(Beginning of Dataset content)

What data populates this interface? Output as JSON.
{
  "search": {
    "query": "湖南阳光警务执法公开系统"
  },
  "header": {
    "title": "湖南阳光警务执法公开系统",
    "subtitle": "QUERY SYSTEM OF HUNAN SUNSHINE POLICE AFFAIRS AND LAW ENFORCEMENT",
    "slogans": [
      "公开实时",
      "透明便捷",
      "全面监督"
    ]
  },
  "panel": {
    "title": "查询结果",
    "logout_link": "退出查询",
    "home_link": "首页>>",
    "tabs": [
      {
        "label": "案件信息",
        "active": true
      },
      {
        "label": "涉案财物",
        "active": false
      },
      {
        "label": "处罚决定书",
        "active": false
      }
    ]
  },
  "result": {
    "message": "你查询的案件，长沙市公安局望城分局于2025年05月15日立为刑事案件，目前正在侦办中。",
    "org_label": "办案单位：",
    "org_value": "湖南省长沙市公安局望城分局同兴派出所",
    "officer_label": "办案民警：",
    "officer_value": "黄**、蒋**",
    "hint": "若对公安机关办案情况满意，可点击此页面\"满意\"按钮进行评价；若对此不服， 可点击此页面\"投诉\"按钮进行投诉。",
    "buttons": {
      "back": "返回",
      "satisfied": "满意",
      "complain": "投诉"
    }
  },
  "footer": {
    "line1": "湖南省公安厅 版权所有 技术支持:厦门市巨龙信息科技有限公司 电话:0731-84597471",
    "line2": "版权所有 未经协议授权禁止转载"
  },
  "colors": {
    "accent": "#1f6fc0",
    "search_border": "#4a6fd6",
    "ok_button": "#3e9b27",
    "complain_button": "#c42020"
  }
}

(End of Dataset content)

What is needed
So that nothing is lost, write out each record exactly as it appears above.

Result for this task
What data populates this interface? Output as JSON.
{
  "search": {
    "query": "湖南阳光警务执法公开系统"
  },
  "header": {
    "title": "湖南阳光警务执法公开系统",
    "subtitle": "QUERY SYSTEM OF HUNAN SUNSHINE POLICE AFFAIRS AND LAW ENFORCEMENT",
    "slogans": [
      "公开实时",
      "透明便捷",
      "全面监督"
    ]
  },
  "panel": {
    "title": "查询结果",
    "logout_link": "退出查询",
    "home_link": "首页>>",
    "tabs": [
      {
        "label": "案件信息",
        "active": true
      },
      {
        "label": "涉案财物",
        "active": false
      },
      {
        "label": "处罚决定书",
        "active": false
      }
    ]
  },
  "result": {
    "message": "你查询的案件，长沙市公安局望城分局于2025年05月15日立为刑事案件，目前正在侦办中。",
    "org_label": "办案单位：",
    "org_value": "湖南省长沙市公安局望城分局同兴派出所",
    "officer_label": "办案民警：",
    "officer_value": "黄**、蒋**",
    "hint": "若对公安机关办案情况满意，可点击此页面\"满意\"按钮进行评价；若对此不服， 可点击此页面\"投诉\"按钮进行投诉。",
    "buttons": {
      "back": "返回",
      "satisfied": "满意",
      "complain": "投诉"
    }
  },
  "footer": {
    "line1": "湖南省公安厅 版权所有 技术支持:厦门市巨龙信息科技有限公司 电话:0731-84597471",
    "line2": "版权所有 未经协议授权禁止转载"
  },
  "colors": {
    "accent": "#1f6fc0",
    "search_border": "#4a6fd6",
    "ok_button": "#3e9b27",
    "complain_button": "#c42020"
  }
}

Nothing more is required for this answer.